A Hitherto Unthinkable Restraint

But sooner or later, their amassed leverage – which is the corporate word for debt – was inevitably going to start bringing down the big banks.

Today The Fed is holding an emergency meeting under “expedited procedures.”

The actions to be considered are the discount and advance rate — in other words, interest rates.

The rumored reason is that Credit Suisse may be in trouble — specifically due to writing interest rate swaps, along with a number of other institutions which happens to include pension funds both in the UK and US, none of whom should ever be playing with levered instruments for the simple reason that leverage is everywhere and always speculative.

But of course they are because nobody has ever gone to prison for using leverage as a means to evade requiring the underlying organization to fund pensions adequately with actual money. Why that would cause both firms and governments to have to behave responsibly and we can’t have that.

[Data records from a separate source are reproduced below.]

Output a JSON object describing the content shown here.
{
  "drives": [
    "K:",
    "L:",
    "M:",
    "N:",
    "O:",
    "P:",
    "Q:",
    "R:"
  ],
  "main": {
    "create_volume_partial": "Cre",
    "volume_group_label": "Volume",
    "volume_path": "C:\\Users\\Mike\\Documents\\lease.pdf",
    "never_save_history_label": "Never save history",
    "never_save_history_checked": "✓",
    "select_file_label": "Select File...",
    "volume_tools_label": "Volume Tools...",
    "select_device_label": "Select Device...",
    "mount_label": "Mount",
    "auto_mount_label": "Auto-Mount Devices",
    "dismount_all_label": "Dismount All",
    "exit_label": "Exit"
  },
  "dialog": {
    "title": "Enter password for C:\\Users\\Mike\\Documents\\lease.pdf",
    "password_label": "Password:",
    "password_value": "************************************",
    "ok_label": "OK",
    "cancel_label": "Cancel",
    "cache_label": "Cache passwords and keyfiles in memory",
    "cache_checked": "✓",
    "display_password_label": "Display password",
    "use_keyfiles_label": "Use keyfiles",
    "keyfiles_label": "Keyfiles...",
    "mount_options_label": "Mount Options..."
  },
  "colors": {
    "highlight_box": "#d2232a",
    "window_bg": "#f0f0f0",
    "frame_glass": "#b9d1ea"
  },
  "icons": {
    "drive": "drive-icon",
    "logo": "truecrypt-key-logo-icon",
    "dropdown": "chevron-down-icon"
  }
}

This sort of act is a ridiculous violation of anything approaching fiduciary responsibility — which is a legal obligation for pension managers, not a suggestion. After all its not their money — its the pensioners’ money and they are charged with prudent management of same, which the use of leverage, especially leverage on a trend 40 years old that cannot reasonably go below zero, is the exact opposite of “prudent.”

Of course the same is true for banks; they have fiduciary responsibilities too, including to the nation as a whole since they have a backstop through the government for depositors. Nobody went to prison last time in 2008 for this crap either, did they?

Never mind that exiting those positions (including at a loss) was clearly prudent in the two years after the US government along with everyone else threw trillions in printed credit into the economy as a result of the pandemic. Anyone with two IQ points to rub together had to expect that to reflect back into inflation and thus higher rates, never mind that its insane to expect that time has no value which is what a “zero rate” policy claims.

Now add to it that the economic report from Friday showed higher core inflation than The Fed and everyone else expected — not lower. In other words the bad news continued, and therefore the only logical “emergency” act is to withdraw even more credit from the system.

The Fed refused to take the bitter medicine that was necessary back in 2008. They bought a lot more time than I would have imagined by kicking the can down the road, and the Covid lockdowns and “emergency spending measures” appear to have given them an additional two years. But now it’s October, historically a month when the debt chickens come home to roost, and two of the world’s biggest banks, Credit Suisse and Deutsche Bank, have managed to get themselves in seriously deep trouble again, because no one ever stops doing what they’re doing when you prevent them from suffering the consequences of their actions.

While both giant banks are too big to be permitted to fail without significant ramifications through their host countries and the demi-global financial system – which now requires the prefix since the BRICSIA nations have their own system – and both are national flagships, the recent destruction of the energy pipelines suggests the hitherto unthinkable possibility that the Fed might not only be willing to let the banks fail, but perhaps even order the Swiss and German governments to refrain from bailing them out in the interest of furthering the Great Reset.

And both current governments are sufficiently corrupt, and sufficiently ignorant of economics, that they might well accept destructive direction from Washington DC on the subject. The fact that the only member of the Swiss Federal Council who has any grasp of economic matters just resigned last week might even be a sign that an unprecedented action – or rather, lack of action – may be in the offing.

This suggests that the next big economics battle will be the nationalization of banks and money vs centralized demi-global banking and a single digital currency for the former West.